My various keyboard-playing friends may not make it all the way through to five minutes of this 10-year-old Japanese girl's performance, and I'll have to say that I don't much like the music myself, but what lies behind is pretty amazing to contemplate:
The news won't please EVERYbody, but the Holy Modal Rounders documentary Bound to Lose is available on DVD. My copy just arrived...
...and a few of you may be inspired to visit the Web site to learn more.
From another Christmas book, Darren Wershler-Henry's The Iron Whim: A Fragmented History of Typewriting:
This search for meaning in the relics of the past is itself what creates their value. We have become a culture of amateur curators, where everyone is able to build meaning by buying and organizing someone else's trash. (pg. 17)E.g., this set from Rockland Antique Mall
...for this Flickr group:
I don't think I've already linked to this one:
(the thing in his right hand is an EBow)
I'm a lifelong if somewhat desultory student of Landscapes at various scales. A couple of delightful books showed up under the Christmas tree, and I'm gleefully anticipating their consumption:
FOR THIRTY-SEVEN YEARS I have walked the same path back and forth each day from my home in the village of North Easton, Massachusetts, to my place of work... Step by step, year by year, the landscape I traversed became deeper, richer, more multidimensional, always overflowing the mind that sought to contain it. Ultimately, almost without my willing it, the path became more than a walk, more than an education, more than a life; it became the Path, a Tao, a thread that ties one human life and the universe together... Any path can become the Path if attended to with care, without preconceptions, informed by knowledge, and open to surprise. (pp 1, 4-5, 6)Another explores a landscape element that I've often thought of documenting myself: William Hubbell's Good Fences: A Pictorial History of New England's Stone Walls (see some examples).
I'm working on a new version of the Nova Scotia Faces project (the alpha version is here), exploring better ways of arraying and displaying. Today my attention wandered to a set of comments on the images by a prolific contributor, so I've strung together a presentation, as an experiment in access. For the Flavor of Luscher's comments, click on this one:
The video here is minimalist but makes a pretty effective presentation of the lyrics, and should calm down anybody who is feeling unseasonably optimistic...:
...who got it from http://www.raymondpirouz.com/2007/12/12/a-rare-union-of-persia-india/
...and he's certainly right about how wonderful it is!

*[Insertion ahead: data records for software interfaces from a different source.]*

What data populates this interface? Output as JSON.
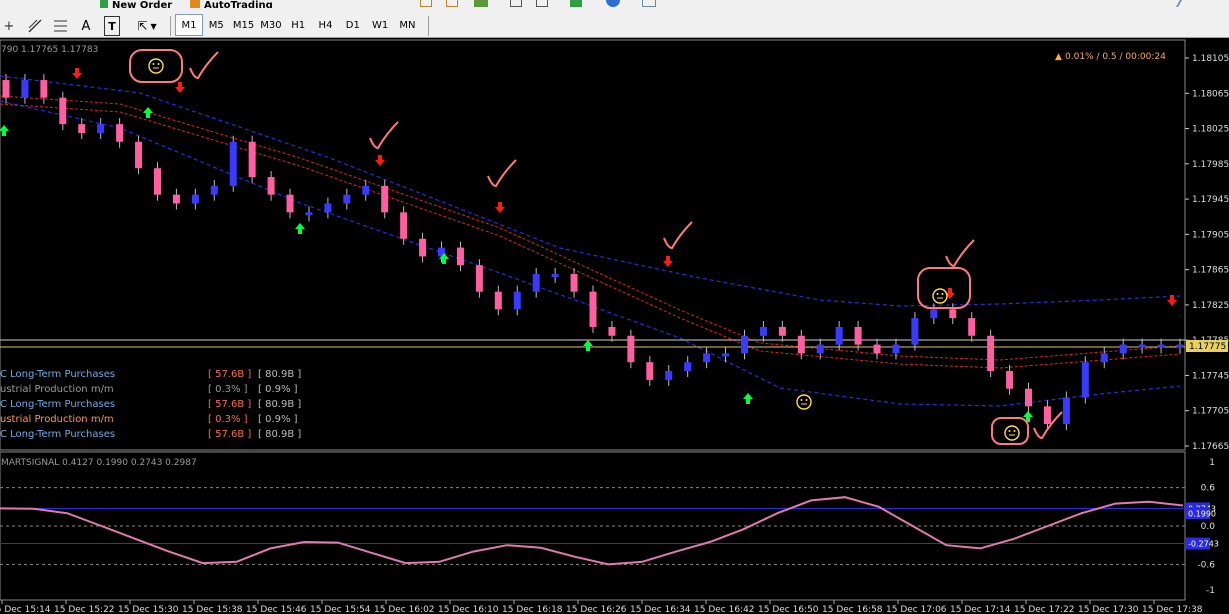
{
  "toolbar": {
    "top_buttons": [
      "New Order",
      "AutoTrading"
    ],
    "text_tool": "A",
    "label_tool": "T",
    "timeframes": [
      "M1",
      "M5",
      "M15",
      "M30",
      "H1",
      "H4",
      "D1",
      "W1",
      "MN"
    ],
    "active_timeframe": "M1",
    "colors": {
      "green": "#2ea043",
      "orange": "#e08a1e",
      "blue": "#2a6fd6"
    }
  },
  "chart": {
    "header": "790 1.17765 1.17783",
    "status": "0.01% / 0.5 / 00:00:24",
    "status_marker": "▲",
    "current_price": "1.17775",
    "price_ticks": [
      "1.18105",
      "1.18065",
      "1.18025",
      "1.17985",
      "1.17945",
      "1.17905",
      "1.17865",
      "1.17825",
      "1.17785",
      "1.17745",
      "1.17705",
      "1.17665"
    ],
    "news": [
      {
        "name": "C Long-Term Purchases",
        "v1": "[ 57.6B ]",
        "v2": "[ 80.9B ]",
        "color": "#6aaee8",
        "v1color": "#ff6a3a"
      },
      {
        "name": "ustrial Production m/m",
        "v1": "[ 0.3% ]",
        "v2": "[ 0.9% ]",
        "color": "#9a9a9a",
        "v1color": "#9a9a9a"
      },
      {
        "name": "C Long-Term Purchases",
        "v1": "[ 57.6B ]",
        "v2": "[ 80.9B ]",
        "color": "#6aaee8",
        "v1color": "#ff6a3a"
      },
      {
        "name": "ustrial Production m/m",
        "v1": "[ 0.3% ]",
        "v2": "[ 0.9% ]",
        "color": "#ff9a3a",
        "v1color": "#ff6a3a"
      },
      {
        "name": "C Long-Term Purchases",
        "v1": "[ 57.6B ]",
        "v2": "[ 80.9B ]",
        "color": "#6aaee8",
        "v1color": "#ff6a3a"
      }
    ],
    "time_labels": [
      "15 Dec 15:14",
      "15 Dec 15:22",
      "15 Dec 15:30",
      "15 Dec 15:38",
      "15 Dec 15:46",
      "15 Dec 15:54",
      "15 Dec 16:02",
      "15 Dec 16:10",
      "15 Dec 16:18",
      "15 Dec 16:26",
      "15 Dec 16:34",
      "15 Dec 16:42",
      "15 Dec 16:50",
      "15 Dec 16:58",
      "15 Dec 17:06",
      "15 Dec 17:14",
      "15 Dec 17:22",
      "15 Dec 17:30",
      "15 Dec 17:38"
    ],
    "colors": {
      "bull": "#3a3aff",
      "bear": "#ff5fa0",
      "band": "#2a2ae0",
      "mid": "#e0202a",
      "up_arrow": "#00ff3c",
      "down_arrow": "#ff1a1a",
      "annotation": "#ff7a7a",
      "price_line": "#e0c070",
      "osc": "#e07ab0"
    }
  },
  "indicator": {
    "title": "MARTSIGNAL 0.4127 0.1990 0.2743 0.2987",
    "ticks": [
      "1",
      "0.6",
      "0.0",
      "-0.6",
      "-1"
    ],
    "highlighted": [
      "0.2743",
      "0.1990",
      "-0.2743"
    ],
    "highlight_color": "#2a2ae0"
  },
  "chart_data": {
    "type": "line",
    "series": [
      {
        "values": [
          1.1806,
          1.1808,
          1.1806,
          1.1803,
          1.1802,
          1.1803,
          1.1801,
          1.1798,
          1.1795,
          1.1794,
          1.1795,
          1.1796,
          1.1801,
          1.1797,
          1.1795,
          1.1793,
          1.1793,
          1.1794,
          1.1795,
          1.1796,
          1.1793,
          1.179,
          1.1788,
          1.1789,
          1.1787,
          1.1784,
          1.1782,
          1.1784,
          1.1786,
          1.1786,
          1.1784,
          1.178,
          1.1779,
          1.1776,
          1.1774,
          1.1775,
          1.1776,
          1.1777,
          1.1777,
          1.1779,
          1.178,
          1.1779,
          1.1777,
          1.1778,
          1.178,
          1.1778,
          1.1777,
          1.1778,
          1.1781,
          1.1782,
          1.1781,
          1.1779,
          1.1775,
          1.1773,
          1.1771,
          1.1769,
          1.1772,
          1.1776,
          1.1777,
          1.1778,
          1.1778,
          1.1778,
          1.1778
        ]
      }
    ],
    "ylim": [
      1.1765,
      1.1812
    ]
  },
  "oscillator_data": {
    "type": "line",
    "series": [
      {
        "values": [
          0.2743,
          0.27,
          0.199,
          0.0,
          -0.2,
          -0.4,
          -0.58,
          -0.56,
          -0.35,
          -0.25,
          -0.26,
          -0.42,
          -0.58,
          -0.56,
          -0.4,
          -0.3,
          -0.34,
          -0.48,
          -0.6,
          -0.56,
          -0.4,
          -0.25,
          -0.05,
          0.2,
          0.4,
          0.45,
          0.3,
          0.0,
          -0.3,
          -0.35,
          -0.2,
          0.0,
          0.2,
          0.35,
          0.38,
          0.32
        ]
      }
    ],
    "ylim": [
      -1,
      1
    ]
  }
}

Norman Blake is one of my Guitar Heroes. His tune "The Old Brown Case" appears on a couple of 1970s albums (in slightly different versions), and this morning the [consistently magnificent] Old Blue Bus blog linked to OBC3, a more recent version with Nancy Blake and a bass player. Don't miss it.

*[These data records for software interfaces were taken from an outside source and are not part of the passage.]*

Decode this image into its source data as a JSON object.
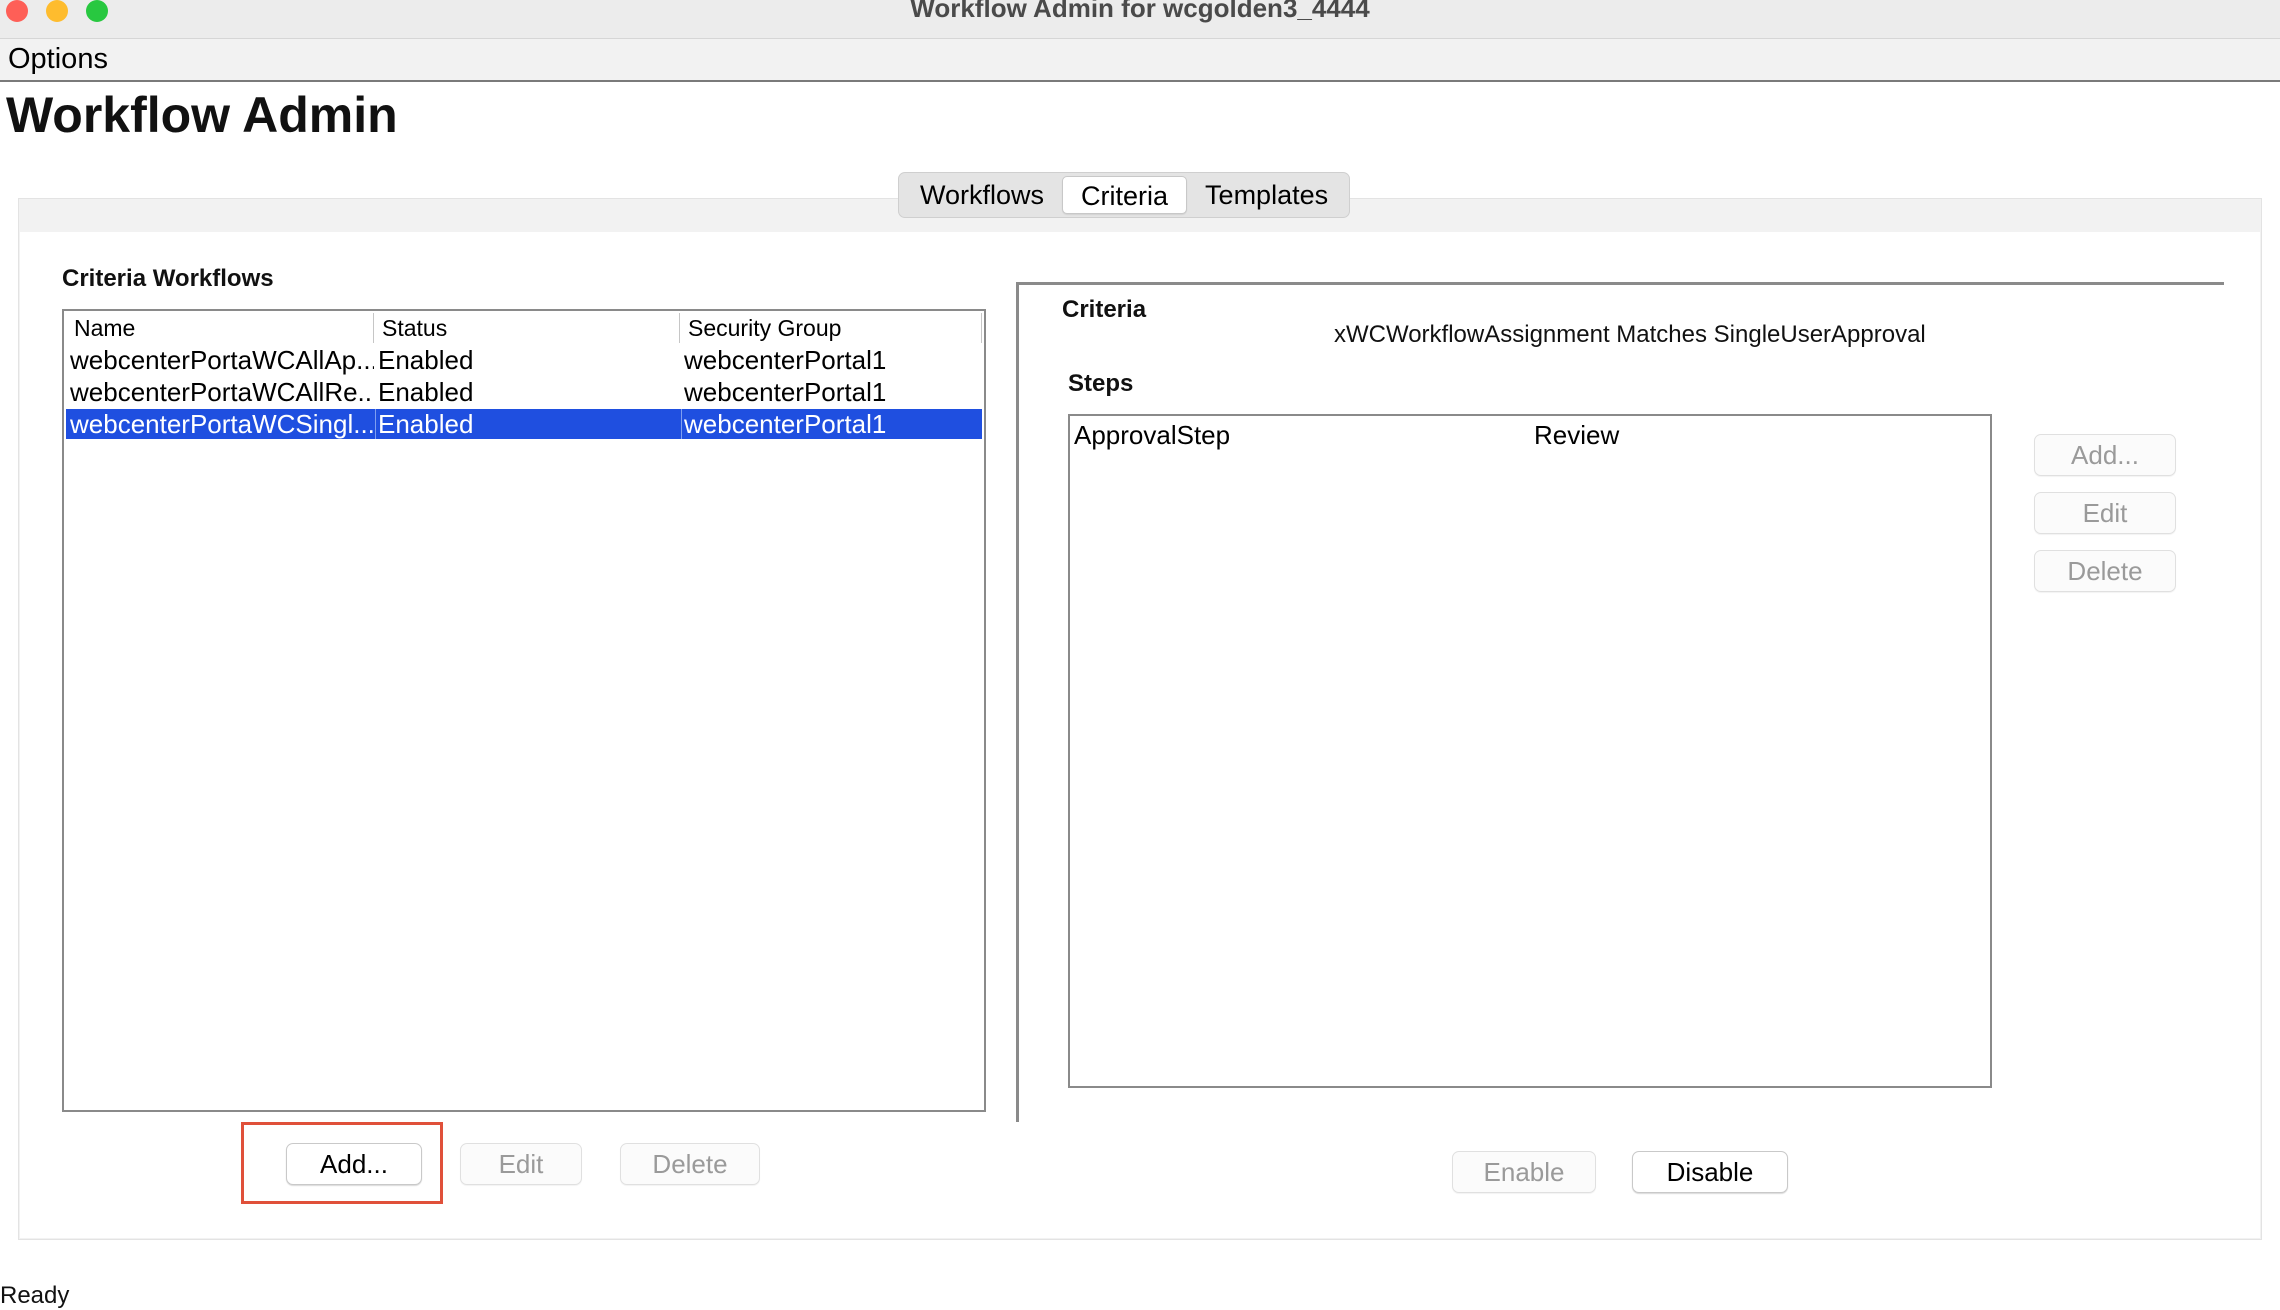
{
  "window": {
    "title": "Workflow Admin for wcgolden3_4444",
    "colors": {
      "close": "#fe5f57",
      "minimize": "#febc2e",
      "zoom": "#28c840"
    }
  },
  "menu": {
    "options": "Options"
  },
  "app": {
    "title": "Workflow Admin"
  },
  "tabs": [
    {
      "label": "Workflows",
      "active": false
    },
    {
      "label": "Criteria",
      "active": true
    },
    {
      "label": "Templates",
      "active": false
    }
  ],
  "criteria_workflows": {
    "label": "Criteria Workflows",
    "columns": [
      "Name",
      "Status",
      "Security Group"
    ],
    "rows": [
      {
        "name": "webcenterPortaWCAllAp...",
        "status": "Enabled",
        "security_group": "webcenterPortal1",
        "selected": false
      },
      {
        "name": "webcenterPortaWCAllRe...",
        "status": "Enabled",
        "security_group": "webcenterPortal1",
        "selected": false
      },
      {
        "name": "webcenterPortaWCSingl...",
        "status": "Enabled",
        "security_group": "webcenterPortal1",
        "selected": true
      }
    ],
    "buttons": {
      "add": "Add...",
      "edit": "Edit",
      "delete": "Delete"
    }
  },
  "criteria": {
    "label": "Criteria",
    "value": "xWCWorkflowAssignment Matches SingleUserApproval"
  },
  "steps": {
    "label": "Steps",
    "items": [
      {
        "name": "ApprovalStep",
        "type": "Review"
      }
    ],
    "buttons": {
      "add": "Add...",
      "edit": "Edit",
      "delete": "Delete"
    }
  },
  "workflow_buttons": {
    "enable": "Enable",
    "disable": "Disable"
  },
  "status_bar": {
    "text": "Ready"
  },
  "accent": {
    "selection": "#1f4fe0",
    "highlight_box": "#e0503a"
  }
}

(that's Squirrel Nut Zippers)
...and they're touring again!
There's an update to the Humbead's Map project, comparing the 1969 and 1970 Populations. Much more could be done to provide context for this seething anthill, but other things await my attention...
Connoisseurs of maps and fans of agricultural landscape systems will love this presentation of the 1635 Laxton Open Field Survey Map at the consistently wonderful BibliOdyssey. There's more and more of this sort of geographical mashuppery, a Good Thing.
It being winter, one has time for Kurt Gottschalk's A Field Guide to Staying Inside: Bagpipes, from WFMU's Beware of the Blog. Not everything here will be to your taste, but examples like Birchville Cat Motel's "Piss Perfume Overkill" will give the cobwebs in your speakers a good airing. And the Alfred Hitchcock quote at the beginning is worth the price of admission.
Take a look at this table of Musicians, quarried from the Population list that surrounds Humbead's Revised Map of the World. I've been having quite a bit of fun with these bits of data in the last few days, and continue to consider how next to proceed in unpacking the Significance of the Map.
information aesthetics points to this 4-minute opening sequence from The Kingdom, an interesting primer:
...as I am in watching this. Sorta the same effect as reading Gleik's Chaos, 20 years ago: